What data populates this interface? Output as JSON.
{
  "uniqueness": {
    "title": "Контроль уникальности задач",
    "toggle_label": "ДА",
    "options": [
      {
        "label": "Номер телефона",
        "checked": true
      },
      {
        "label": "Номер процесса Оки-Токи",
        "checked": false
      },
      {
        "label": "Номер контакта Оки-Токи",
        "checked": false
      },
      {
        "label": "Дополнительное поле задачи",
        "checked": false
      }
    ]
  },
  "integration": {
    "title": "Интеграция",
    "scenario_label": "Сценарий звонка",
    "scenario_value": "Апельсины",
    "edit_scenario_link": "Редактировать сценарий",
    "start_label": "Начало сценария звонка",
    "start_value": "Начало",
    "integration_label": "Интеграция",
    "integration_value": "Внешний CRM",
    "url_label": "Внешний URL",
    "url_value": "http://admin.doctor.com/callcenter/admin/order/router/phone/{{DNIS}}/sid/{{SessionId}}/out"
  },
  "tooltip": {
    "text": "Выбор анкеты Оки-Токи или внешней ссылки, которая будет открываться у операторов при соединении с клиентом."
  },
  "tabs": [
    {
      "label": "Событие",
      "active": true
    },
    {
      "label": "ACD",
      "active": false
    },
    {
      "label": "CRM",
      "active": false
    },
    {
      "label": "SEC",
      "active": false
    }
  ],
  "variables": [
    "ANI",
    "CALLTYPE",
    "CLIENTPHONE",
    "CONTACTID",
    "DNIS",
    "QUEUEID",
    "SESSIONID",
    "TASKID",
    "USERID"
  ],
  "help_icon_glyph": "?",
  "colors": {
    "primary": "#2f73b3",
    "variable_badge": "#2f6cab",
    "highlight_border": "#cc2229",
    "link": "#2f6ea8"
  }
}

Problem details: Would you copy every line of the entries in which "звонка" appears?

Task result:
    "scenario_label": "Сценарий звонка",
    "start_label": "Начало сценария звонка",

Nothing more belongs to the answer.